Shelling the nuts took all evening, but I found this strangely addictive. There’s a trick to it — you pinch off the acorn’s round top first, then its pointed end; after snipping through the shell, peel back the shiny brown jacket. When I found worms, I cut them out with a pocketknife. When a taste test proved the nuts were bitter, I boiled them in change after change of water to draw the tannins. I gathered white oak acorns; those from red oaks are more tannic. Squirrels, knowing this, eat white oak acorns out of hand but bury red oak acorns to use later. The soil’s moisture leaches out some of the tannins, so the nuts taste sweeter when the squirrels dig them up — if they remember. And if they don’t? Another oak seedling unfurls its leaves.
The boiling acorns turned the water dark, and rafts of steam rose from the pot. I roasted them on a pizza pan and ground them into meal with a food processor. Who makes acorn bread nowadays? Manna lying on the ground, free for the taking, but it’s a lot of work.
As long as I can remember, acorns have caught my eye. Living pebbles you shine in your palm, tangible promise of new sprouts to come: willow oak streaked with sienna, overcup big as gobstoppers, water oak packed with sunny yellow meat, burr capped with twisty fringe. Once, as a kid, I made an acorn necklace, carving holes in the seeds and stringing them on yarn. But when the crumbs of meal dropped to the ground, I regretted it. They would never become tall trees.
But I am older now, and calloused. If a tree can bear thousands of acorns in a season, as many do, eating a few pounds won’t make much difference. Is this the attitude that wiped out passenger pigeons, once famous for their migration? That name synonymous with “moving about or wandering,” flocks so great they dimmed the sun, nests so plentiful they split boughs; eggs dropped like hailstones. My loaf of acorn bread rose high and cracked in the middle; it tasted chewy, a little nutty, wild harvest on a suburban campus.
I think of other oaks I know, like the mighty Quercus prinus on nearby Table Rock. The crevices in their thick bark, deep enough for my hand to fit inside, mark their great age, as do their thick boles and tremendous height. They’re likely the last few old-growth trees up there, rooted in ground stony and rough; that country used to be chestnut forest before the blight. Now that the chestnuts are gone, you wouldn’t know they’d ever lived, but for the space their dying made.
Migrating flocks of passenger pigeons once left mountains of droppings, dark and rich, fertilizing ground that otherwise would have been too poor to support trees. Some of today’s mature oak stands may have started with the help of pigeon guano, or the seeds the birds dispersed in the 1870s. It’s possible that passenger pigeons gave my ridgeline oaks the boost they needed to survive.
It is good to return to a familiar place and find something sowed with a generous hand.
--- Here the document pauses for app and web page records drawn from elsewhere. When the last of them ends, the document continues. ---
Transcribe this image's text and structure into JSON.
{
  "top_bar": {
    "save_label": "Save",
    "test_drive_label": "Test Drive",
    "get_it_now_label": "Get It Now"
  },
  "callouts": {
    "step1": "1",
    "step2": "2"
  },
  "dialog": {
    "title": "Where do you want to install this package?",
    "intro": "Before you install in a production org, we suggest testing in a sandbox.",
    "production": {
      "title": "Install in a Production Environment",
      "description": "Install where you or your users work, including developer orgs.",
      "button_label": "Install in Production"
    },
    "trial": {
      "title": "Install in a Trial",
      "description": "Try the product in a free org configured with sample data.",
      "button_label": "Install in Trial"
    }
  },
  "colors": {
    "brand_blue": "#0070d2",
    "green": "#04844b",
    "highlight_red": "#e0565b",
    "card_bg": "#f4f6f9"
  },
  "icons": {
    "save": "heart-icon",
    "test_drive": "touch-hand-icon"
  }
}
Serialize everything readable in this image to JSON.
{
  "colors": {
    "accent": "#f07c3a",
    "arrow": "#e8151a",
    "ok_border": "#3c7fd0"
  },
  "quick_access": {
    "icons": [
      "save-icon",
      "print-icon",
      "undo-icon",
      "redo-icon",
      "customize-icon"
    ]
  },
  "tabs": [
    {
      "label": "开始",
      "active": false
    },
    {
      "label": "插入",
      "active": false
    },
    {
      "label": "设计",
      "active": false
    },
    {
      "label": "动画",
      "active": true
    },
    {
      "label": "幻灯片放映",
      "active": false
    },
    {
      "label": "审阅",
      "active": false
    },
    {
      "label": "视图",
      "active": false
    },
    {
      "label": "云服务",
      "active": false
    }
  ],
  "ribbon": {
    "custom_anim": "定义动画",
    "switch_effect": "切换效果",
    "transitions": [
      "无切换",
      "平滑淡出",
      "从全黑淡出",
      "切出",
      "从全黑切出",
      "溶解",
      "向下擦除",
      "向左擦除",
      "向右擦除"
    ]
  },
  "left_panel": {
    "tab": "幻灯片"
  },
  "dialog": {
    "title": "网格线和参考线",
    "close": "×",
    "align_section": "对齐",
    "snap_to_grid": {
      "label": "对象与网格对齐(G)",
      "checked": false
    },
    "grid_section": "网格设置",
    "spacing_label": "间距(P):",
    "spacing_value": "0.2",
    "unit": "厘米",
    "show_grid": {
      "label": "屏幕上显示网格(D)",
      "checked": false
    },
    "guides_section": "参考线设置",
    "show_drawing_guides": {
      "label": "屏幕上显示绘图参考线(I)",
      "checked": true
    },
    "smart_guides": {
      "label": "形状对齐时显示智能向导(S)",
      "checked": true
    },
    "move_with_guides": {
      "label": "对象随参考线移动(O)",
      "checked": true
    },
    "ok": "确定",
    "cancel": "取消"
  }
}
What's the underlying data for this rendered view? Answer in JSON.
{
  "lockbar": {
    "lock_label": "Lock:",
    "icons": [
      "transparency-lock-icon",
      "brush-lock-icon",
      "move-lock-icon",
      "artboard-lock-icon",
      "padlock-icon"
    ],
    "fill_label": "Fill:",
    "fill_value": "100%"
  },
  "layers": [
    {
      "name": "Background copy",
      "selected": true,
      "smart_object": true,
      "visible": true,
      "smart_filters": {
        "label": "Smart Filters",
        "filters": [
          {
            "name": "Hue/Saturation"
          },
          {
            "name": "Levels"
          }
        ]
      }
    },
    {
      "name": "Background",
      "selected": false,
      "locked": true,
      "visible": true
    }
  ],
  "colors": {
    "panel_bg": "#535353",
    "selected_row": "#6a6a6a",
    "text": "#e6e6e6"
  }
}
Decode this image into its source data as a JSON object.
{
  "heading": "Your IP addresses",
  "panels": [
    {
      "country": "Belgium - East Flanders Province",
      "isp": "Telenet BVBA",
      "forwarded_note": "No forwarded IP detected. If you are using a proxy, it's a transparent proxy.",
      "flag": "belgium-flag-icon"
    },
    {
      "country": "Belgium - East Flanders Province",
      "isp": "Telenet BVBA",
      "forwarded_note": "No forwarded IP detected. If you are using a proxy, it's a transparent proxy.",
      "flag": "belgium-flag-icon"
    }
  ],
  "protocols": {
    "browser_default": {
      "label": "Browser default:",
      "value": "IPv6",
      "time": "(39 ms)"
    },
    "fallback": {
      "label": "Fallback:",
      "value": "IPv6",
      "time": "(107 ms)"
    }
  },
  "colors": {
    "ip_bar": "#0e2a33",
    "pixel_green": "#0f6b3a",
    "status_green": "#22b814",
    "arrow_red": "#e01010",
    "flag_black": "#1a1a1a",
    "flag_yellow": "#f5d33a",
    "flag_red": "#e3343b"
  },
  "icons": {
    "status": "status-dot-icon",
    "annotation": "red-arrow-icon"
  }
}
The sun’s energy translated into fat and fiber; I husked, baked, ate it for breakfast with smears of butter. What life I gathered and poured into my own. Even though the acorns had just fallen, some of them were sprouting already when I collected them, tap roots poking from the meat’s pale skin. Looking for cool damp, and tunneling down to find it.